→ The task
Below are the records; tally the lines in them that include the word "screenshot" and reply with the number alone.

[Page and application data records]
____

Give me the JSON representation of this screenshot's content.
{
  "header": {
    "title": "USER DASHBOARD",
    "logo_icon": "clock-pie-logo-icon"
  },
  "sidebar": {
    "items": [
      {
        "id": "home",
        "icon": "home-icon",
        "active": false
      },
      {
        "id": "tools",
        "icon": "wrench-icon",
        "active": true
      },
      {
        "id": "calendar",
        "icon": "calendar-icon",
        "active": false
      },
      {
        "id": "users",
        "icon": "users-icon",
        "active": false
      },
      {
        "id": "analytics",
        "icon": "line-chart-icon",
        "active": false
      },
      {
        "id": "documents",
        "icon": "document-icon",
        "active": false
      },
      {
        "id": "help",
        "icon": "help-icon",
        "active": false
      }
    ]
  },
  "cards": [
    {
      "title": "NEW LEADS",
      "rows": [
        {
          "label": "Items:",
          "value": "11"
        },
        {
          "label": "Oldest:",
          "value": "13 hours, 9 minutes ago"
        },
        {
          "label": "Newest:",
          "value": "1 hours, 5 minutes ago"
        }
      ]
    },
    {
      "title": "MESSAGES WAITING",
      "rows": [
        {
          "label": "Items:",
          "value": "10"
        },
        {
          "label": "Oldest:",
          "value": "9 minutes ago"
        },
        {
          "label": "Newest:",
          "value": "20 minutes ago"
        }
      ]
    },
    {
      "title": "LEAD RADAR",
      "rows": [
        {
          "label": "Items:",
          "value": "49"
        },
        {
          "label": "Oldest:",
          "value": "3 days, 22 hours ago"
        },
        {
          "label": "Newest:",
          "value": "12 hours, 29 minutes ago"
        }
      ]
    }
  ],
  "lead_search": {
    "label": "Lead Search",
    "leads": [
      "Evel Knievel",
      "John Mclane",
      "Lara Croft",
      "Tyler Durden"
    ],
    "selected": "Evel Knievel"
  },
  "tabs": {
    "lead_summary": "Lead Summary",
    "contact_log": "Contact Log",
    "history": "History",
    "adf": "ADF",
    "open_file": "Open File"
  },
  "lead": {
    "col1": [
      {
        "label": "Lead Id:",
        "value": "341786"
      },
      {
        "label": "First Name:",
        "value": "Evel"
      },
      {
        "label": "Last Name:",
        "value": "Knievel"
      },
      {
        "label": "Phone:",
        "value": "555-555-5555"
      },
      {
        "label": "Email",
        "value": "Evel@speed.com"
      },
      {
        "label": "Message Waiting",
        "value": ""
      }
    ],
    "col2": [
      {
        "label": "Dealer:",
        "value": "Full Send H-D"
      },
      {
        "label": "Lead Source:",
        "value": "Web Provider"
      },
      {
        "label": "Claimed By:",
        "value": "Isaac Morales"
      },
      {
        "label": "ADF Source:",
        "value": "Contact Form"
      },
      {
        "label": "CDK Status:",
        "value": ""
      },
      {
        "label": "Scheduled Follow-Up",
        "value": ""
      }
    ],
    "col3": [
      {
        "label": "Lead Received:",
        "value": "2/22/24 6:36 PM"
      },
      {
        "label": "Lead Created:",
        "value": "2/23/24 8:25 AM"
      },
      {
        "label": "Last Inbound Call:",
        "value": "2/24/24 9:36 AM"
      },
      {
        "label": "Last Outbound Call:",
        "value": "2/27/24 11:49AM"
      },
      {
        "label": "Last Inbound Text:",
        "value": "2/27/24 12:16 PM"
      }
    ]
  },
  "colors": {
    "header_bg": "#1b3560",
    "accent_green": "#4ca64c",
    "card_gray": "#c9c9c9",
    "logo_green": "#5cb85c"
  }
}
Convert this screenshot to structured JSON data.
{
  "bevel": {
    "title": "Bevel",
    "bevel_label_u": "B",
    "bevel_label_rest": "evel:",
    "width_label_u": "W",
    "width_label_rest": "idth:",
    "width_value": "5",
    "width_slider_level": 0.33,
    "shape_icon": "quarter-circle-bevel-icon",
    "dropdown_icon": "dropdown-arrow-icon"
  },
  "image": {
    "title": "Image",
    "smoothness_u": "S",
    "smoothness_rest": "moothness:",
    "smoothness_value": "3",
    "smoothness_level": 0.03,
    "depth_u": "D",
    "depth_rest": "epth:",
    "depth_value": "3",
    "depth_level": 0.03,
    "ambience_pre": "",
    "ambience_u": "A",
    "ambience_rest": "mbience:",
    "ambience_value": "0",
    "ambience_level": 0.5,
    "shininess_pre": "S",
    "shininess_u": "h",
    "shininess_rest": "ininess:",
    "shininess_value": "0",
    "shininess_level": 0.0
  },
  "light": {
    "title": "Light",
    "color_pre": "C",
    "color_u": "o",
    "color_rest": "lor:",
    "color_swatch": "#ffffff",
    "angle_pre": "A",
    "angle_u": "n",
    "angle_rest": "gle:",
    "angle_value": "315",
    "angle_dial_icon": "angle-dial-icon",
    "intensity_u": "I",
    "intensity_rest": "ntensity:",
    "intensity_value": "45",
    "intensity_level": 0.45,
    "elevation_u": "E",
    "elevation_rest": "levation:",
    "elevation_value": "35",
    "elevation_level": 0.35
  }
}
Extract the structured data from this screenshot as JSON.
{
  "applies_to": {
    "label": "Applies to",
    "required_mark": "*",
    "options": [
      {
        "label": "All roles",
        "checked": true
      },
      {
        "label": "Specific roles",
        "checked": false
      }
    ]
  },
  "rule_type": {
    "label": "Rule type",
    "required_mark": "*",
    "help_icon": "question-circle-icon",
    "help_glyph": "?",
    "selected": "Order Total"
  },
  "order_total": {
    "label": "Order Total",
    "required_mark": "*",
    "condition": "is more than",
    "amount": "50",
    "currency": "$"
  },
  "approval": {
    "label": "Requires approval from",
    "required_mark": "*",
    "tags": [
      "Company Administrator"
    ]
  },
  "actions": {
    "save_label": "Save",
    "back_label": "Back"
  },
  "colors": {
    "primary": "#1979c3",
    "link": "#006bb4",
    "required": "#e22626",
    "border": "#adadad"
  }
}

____

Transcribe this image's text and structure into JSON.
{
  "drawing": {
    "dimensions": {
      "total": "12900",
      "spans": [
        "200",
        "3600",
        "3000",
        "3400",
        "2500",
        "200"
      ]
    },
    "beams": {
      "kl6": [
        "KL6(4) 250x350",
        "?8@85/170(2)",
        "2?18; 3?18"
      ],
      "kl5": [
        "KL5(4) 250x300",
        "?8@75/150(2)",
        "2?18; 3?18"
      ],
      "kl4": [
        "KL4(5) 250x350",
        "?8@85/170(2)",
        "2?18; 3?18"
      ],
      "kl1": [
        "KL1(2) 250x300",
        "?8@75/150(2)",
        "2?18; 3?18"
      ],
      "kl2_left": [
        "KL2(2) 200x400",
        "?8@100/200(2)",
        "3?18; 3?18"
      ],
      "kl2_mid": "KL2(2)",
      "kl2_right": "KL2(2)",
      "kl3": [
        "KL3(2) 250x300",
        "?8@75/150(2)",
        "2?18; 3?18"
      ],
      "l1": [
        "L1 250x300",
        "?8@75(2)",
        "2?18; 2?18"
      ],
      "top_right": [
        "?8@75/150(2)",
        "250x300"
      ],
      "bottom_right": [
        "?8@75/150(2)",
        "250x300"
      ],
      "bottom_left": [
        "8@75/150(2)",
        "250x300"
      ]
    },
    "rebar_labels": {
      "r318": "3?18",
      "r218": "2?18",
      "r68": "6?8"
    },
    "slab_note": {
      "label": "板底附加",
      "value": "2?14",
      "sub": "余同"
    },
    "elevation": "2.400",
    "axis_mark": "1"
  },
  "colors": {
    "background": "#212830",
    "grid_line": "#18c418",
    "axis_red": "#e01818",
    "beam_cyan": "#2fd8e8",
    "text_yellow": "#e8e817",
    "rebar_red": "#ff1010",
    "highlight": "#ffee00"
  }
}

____

→ Output of the exercise
3